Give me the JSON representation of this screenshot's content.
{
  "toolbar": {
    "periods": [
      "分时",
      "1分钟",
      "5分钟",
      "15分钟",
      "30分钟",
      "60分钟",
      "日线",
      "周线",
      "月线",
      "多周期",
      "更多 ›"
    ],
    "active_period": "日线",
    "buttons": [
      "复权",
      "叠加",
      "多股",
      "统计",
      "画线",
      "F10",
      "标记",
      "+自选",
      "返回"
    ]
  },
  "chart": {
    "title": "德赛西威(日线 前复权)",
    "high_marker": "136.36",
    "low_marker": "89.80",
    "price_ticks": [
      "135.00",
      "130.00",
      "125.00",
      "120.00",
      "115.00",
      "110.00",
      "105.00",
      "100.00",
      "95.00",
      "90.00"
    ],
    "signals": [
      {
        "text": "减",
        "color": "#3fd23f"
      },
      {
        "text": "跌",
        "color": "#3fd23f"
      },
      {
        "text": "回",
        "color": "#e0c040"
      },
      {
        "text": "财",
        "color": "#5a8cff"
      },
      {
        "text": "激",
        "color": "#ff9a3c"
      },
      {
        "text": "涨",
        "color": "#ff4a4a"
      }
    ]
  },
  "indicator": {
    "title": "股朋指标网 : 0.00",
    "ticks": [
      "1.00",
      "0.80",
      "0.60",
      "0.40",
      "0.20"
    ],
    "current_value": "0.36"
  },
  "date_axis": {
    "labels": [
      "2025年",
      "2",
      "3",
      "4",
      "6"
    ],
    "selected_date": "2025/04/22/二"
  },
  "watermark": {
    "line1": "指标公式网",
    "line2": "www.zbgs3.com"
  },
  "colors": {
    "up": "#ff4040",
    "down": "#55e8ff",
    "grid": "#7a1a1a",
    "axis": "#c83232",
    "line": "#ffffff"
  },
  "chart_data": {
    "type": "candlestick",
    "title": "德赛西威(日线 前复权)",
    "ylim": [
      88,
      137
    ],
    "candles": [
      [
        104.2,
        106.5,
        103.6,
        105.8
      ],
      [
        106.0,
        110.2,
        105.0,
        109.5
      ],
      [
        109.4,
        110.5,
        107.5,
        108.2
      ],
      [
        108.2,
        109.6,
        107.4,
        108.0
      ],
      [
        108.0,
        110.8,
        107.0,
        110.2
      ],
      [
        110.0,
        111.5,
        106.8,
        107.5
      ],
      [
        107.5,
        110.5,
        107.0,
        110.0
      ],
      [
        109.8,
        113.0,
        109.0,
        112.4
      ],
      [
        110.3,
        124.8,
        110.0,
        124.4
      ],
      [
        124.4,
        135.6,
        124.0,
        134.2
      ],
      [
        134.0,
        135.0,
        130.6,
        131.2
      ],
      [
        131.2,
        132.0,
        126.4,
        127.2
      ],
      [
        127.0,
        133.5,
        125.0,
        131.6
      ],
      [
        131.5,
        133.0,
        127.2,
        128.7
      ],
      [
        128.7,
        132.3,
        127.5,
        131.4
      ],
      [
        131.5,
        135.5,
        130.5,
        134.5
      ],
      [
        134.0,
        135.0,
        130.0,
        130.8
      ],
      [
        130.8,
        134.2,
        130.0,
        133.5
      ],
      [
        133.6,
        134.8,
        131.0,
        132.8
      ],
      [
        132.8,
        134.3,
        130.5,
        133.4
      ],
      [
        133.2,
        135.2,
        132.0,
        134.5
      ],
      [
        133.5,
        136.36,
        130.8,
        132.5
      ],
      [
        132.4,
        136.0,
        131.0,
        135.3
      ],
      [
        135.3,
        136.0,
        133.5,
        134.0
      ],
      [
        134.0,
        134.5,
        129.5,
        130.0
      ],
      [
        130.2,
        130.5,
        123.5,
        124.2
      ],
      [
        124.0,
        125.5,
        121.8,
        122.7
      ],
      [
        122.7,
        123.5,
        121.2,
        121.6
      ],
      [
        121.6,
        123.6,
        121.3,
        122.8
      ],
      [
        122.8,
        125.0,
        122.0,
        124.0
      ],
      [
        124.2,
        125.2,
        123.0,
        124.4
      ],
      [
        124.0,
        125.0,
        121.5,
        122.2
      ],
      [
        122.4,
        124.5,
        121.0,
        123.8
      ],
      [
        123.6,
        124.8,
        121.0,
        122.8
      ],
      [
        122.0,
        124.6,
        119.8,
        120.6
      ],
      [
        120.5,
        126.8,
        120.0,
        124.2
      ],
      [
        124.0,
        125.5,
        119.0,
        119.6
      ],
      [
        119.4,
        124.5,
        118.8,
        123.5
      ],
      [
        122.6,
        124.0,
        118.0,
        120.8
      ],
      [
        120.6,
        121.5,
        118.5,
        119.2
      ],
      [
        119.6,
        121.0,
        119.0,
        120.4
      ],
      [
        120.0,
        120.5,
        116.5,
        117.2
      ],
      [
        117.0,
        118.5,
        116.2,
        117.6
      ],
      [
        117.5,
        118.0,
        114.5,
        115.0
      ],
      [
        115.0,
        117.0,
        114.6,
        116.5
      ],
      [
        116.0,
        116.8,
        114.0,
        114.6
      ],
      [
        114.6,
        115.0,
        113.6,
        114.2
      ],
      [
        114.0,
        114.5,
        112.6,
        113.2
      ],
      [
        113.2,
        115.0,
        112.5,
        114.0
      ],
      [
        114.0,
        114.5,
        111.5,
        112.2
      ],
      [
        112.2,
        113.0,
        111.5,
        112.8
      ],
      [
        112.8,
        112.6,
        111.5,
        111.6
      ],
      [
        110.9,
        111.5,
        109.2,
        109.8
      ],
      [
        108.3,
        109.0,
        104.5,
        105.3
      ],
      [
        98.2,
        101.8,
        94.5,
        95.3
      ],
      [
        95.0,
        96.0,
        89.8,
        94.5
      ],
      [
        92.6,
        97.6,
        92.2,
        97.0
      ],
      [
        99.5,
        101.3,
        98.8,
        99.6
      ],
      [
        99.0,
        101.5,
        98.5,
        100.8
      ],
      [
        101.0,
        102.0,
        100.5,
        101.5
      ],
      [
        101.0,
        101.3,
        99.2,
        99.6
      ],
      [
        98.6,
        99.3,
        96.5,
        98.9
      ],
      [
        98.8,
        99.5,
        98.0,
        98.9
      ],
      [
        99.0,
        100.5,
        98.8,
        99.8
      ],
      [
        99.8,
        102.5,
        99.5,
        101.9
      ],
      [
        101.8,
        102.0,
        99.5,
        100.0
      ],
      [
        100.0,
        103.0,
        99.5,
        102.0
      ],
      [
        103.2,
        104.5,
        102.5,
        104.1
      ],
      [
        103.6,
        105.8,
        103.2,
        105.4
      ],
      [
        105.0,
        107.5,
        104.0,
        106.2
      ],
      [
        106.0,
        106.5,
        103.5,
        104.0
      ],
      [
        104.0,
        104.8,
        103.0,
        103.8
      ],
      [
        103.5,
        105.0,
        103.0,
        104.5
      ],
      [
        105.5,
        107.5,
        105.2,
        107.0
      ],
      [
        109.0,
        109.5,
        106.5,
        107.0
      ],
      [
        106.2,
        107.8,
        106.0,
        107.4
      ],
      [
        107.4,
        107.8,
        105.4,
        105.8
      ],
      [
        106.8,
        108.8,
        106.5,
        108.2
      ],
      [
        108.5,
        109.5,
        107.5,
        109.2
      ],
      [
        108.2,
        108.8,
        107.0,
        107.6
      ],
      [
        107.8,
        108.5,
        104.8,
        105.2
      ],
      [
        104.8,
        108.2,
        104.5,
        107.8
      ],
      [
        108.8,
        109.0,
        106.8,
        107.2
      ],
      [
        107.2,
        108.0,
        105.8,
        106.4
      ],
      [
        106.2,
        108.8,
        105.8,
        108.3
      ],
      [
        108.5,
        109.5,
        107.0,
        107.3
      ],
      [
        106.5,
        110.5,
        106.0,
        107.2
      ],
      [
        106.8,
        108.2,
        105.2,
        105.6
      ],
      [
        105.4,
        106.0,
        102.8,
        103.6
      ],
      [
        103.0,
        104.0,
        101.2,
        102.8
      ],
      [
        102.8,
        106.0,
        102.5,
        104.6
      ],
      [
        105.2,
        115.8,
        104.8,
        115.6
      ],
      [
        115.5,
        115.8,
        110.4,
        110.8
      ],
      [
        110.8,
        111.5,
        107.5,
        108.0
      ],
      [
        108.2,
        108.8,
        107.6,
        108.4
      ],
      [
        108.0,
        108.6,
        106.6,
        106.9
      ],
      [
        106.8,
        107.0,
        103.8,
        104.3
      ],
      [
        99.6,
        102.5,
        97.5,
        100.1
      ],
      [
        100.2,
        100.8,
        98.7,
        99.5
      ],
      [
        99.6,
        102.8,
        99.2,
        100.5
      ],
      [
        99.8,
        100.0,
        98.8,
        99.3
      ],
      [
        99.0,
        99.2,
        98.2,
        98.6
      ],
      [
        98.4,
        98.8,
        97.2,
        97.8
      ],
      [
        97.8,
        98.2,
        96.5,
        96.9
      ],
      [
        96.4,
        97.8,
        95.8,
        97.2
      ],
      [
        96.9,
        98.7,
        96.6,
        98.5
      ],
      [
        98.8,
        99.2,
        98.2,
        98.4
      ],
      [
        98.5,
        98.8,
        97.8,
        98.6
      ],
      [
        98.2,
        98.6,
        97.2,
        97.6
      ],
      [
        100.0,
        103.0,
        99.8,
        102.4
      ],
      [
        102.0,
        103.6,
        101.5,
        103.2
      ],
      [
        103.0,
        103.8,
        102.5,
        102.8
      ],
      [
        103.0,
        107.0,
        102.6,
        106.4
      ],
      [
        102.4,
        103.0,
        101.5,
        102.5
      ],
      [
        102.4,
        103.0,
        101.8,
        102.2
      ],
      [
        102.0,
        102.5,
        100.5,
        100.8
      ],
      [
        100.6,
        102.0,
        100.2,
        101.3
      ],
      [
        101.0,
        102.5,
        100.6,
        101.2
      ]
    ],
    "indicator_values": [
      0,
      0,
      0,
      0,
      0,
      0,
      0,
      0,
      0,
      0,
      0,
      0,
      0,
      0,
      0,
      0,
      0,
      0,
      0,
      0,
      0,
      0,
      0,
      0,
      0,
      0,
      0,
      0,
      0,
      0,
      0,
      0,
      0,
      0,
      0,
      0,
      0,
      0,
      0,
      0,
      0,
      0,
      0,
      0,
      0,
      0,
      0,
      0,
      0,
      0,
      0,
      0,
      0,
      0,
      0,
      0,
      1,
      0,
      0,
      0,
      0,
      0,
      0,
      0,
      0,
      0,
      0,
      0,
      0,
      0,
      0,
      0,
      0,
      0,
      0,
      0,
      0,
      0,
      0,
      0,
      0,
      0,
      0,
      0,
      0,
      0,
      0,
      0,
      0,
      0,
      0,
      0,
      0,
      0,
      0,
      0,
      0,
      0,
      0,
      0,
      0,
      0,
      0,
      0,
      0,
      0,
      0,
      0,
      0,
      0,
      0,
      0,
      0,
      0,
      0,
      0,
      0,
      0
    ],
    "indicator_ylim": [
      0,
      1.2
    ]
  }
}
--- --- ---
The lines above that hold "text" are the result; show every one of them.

Exercise solution:
        "text": "减",
        "text": "跌",
        "text": "回",
        "text": "财",
        "text": "激",
        "text": "涨",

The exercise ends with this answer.